* [Task prompt] Each line of the data below that holds the word "device" is to be reported in full.

Saved data entries
<<<<

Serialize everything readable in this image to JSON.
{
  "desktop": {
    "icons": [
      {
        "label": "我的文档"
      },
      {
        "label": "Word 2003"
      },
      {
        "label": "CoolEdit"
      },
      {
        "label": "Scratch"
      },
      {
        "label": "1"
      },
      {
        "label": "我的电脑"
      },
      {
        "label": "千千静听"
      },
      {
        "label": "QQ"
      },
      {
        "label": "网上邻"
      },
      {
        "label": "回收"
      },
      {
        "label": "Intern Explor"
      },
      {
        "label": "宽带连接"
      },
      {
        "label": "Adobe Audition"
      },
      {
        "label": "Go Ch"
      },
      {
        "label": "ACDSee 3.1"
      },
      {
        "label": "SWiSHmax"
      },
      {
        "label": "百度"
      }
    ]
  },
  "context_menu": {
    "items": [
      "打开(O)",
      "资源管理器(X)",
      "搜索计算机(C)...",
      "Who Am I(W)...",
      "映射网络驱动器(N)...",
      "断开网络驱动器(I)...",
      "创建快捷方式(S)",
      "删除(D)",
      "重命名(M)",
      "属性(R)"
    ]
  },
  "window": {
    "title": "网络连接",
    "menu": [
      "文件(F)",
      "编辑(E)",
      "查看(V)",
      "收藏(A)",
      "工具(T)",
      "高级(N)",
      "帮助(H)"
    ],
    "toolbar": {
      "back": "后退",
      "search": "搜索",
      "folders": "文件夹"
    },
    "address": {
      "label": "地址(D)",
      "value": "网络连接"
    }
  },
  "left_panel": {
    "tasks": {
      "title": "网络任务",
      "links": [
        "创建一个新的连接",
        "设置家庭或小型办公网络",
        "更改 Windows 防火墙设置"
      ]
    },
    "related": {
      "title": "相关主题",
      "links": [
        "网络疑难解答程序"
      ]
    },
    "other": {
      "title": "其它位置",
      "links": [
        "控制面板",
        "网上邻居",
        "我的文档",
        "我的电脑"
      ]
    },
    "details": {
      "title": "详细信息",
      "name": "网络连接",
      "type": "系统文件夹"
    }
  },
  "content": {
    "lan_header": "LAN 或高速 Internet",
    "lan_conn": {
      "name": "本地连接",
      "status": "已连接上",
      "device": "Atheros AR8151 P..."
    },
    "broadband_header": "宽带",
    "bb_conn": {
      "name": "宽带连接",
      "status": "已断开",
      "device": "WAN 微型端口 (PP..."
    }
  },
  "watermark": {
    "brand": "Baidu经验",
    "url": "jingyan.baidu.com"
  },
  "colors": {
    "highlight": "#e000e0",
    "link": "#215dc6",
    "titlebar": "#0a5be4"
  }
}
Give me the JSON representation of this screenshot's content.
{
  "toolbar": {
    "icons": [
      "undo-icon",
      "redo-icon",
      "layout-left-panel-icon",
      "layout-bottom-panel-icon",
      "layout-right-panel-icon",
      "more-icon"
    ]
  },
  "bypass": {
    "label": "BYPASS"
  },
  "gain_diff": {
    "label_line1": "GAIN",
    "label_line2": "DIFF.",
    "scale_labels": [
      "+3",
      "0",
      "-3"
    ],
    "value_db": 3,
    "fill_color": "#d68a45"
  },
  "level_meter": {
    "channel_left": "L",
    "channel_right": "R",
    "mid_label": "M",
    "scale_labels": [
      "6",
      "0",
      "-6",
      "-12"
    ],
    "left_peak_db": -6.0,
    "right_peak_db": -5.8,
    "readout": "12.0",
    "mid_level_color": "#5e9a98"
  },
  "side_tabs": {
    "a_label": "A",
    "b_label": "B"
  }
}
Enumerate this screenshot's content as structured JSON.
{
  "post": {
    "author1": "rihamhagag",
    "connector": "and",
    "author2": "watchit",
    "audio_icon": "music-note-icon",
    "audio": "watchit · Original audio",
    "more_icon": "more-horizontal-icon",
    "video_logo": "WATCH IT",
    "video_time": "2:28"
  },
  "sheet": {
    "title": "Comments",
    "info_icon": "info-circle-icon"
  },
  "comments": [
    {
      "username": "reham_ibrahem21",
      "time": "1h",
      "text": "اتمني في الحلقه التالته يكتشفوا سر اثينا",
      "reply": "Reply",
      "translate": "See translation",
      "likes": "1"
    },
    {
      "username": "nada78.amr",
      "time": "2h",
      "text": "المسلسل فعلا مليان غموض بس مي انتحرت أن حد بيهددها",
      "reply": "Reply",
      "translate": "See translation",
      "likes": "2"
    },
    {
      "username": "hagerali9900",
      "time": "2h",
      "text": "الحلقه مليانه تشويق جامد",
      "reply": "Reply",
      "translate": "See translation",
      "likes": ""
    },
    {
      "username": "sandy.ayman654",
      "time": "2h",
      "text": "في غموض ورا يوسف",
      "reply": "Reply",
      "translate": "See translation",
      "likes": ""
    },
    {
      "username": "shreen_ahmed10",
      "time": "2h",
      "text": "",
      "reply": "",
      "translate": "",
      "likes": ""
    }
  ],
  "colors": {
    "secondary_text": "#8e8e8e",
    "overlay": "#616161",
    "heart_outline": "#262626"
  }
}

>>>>

* [Solution for this problem]
      "device": "Atheros AR8151 P..."
      "device": "WAN 微型端口 (PP..."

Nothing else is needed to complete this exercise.